#### [Data for review]
——————

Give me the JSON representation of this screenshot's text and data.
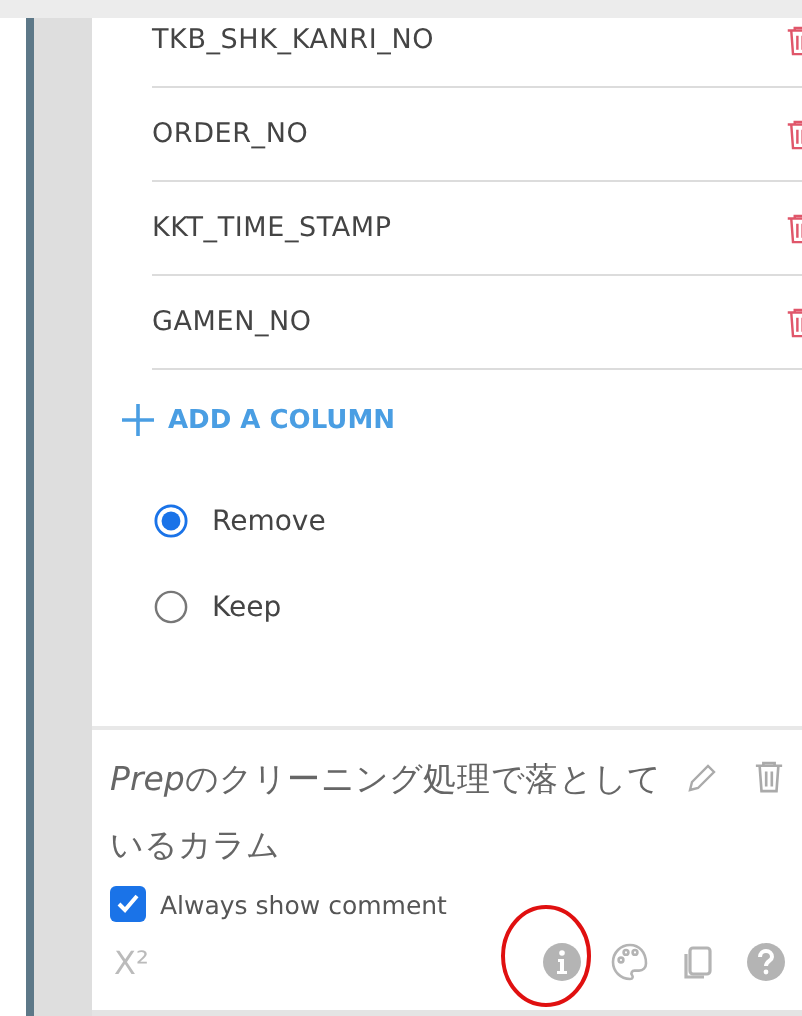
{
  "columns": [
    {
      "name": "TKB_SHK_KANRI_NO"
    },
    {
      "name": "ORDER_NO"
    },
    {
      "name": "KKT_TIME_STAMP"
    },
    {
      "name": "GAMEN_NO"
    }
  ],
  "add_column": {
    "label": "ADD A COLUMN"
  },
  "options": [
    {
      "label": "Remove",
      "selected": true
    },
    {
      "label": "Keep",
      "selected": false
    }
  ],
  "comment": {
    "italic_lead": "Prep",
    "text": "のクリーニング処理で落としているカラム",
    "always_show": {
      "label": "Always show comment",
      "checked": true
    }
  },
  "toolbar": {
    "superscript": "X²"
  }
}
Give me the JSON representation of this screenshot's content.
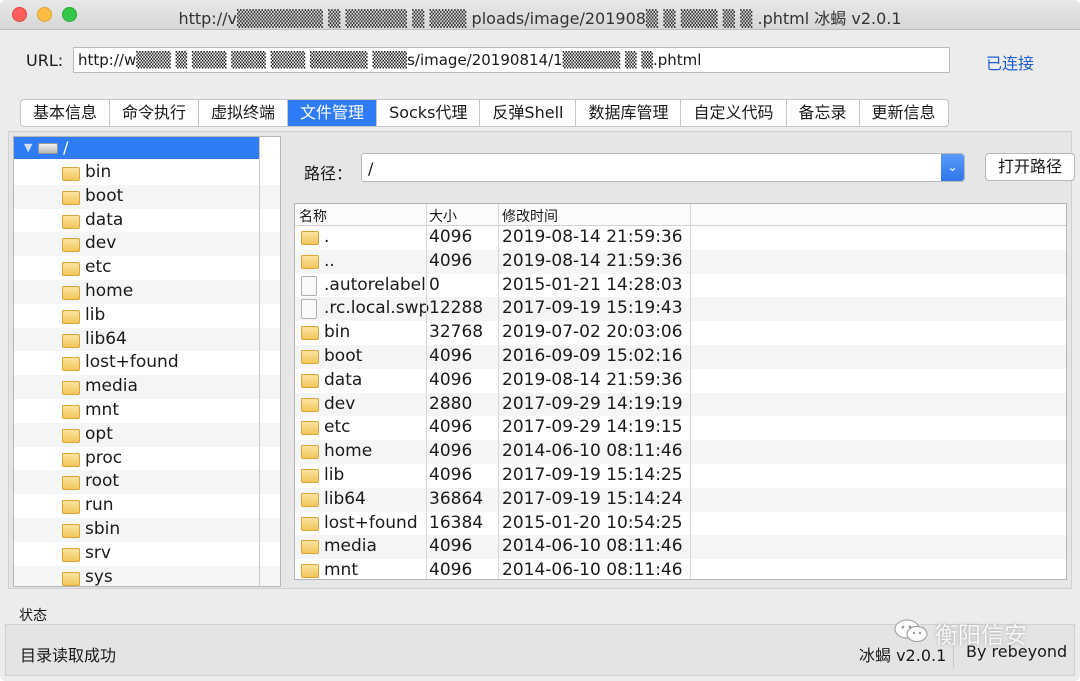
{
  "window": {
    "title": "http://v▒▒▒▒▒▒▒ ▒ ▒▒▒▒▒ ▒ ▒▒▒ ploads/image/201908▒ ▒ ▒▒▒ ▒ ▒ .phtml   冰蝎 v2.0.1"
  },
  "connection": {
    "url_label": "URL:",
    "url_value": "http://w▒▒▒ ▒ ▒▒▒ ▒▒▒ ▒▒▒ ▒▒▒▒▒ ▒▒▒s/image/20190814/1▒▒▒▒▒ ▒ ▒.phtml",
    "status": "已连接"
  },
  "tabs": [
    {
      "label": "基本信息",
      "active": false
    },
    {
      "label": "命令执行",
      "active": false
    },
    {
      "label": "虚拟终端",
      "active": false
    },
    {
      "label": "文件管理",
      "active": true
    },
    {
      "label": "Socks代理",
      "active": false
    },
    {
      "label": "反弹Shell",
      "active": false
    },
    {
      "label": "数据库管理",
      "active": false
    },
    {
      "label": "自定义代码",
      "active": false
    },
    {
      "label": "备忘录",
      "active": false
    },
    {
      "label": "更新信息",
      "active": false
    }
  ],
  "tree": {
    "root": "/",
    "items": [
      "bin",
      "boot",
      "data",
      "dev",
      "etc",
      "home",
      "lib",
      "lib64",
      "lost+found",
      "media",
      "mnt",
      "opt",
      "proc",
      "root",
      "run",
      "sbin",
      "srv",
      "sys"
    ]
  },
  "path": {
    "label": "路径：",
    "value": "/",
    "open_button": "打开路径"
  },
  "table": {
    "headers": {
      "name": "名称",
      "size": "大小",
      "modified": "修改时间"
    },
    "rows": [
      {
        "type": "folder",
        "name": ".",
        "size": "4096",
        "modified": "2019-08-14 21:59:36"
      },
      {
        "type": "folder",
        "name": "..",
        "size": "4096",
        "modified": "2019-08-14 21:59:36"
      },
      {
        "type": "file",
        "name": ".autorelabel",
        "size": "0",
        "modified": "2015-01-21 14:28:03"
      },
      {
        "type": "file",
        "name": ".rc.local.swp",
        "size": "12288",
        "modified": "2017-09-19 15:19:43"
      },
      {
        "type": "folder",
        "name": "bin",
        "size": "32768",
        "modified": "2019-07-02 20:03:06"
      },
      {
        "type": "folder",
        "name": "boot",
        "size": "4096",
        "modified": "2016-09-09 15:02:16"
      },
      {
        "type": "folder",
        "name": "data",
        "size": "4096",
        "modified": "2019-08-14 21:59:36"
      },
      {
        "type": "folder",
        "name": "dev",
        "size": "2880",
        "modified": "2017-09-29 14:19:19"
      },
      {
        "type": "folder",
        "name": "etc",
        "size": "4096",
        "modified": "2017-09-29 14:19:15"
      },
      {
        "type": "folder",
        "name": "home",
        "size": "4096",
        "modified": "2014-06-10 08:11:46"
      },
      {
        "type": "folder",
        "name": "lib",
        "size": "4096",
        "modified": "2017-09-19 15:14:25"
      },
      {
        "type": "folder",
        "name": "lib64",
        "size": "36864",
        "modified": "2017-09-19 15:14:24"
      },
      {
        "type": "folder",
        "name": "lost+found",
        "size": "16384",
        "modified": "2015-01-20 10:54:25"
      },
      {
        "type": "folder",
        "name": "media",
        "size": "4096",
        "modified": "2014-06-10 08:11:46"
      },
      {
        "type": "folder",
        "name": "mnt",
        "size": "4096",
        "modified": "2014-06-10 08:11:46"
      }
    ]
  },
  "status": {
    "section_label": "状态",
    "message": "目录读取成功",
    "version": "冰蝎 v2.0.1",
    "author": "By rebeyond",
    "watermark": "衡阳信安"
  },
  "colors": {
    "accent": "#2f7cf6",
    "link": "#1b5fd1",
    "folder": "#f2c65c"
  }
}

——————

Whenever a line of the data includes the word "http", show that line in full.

#### [Output of the task]
    "title": "http://v▒▒▒▒▒▒▒ ▒ ▒▒▒▒▒ ▒ ▒▒▒ ploads/image/201908▒ ▒ ▒▒▒ ▒ ▒ .phtml   冰蝎 v2.0.1"
    "url_value": "http://w▒▒▒ ▒ ▒▒▒ ▒▒▒ ▒▒▒ ▒▒▒▒▒ ▒▒▒s/image/20190814/1▒▒▒▒▒ ▒ ▒.phtml",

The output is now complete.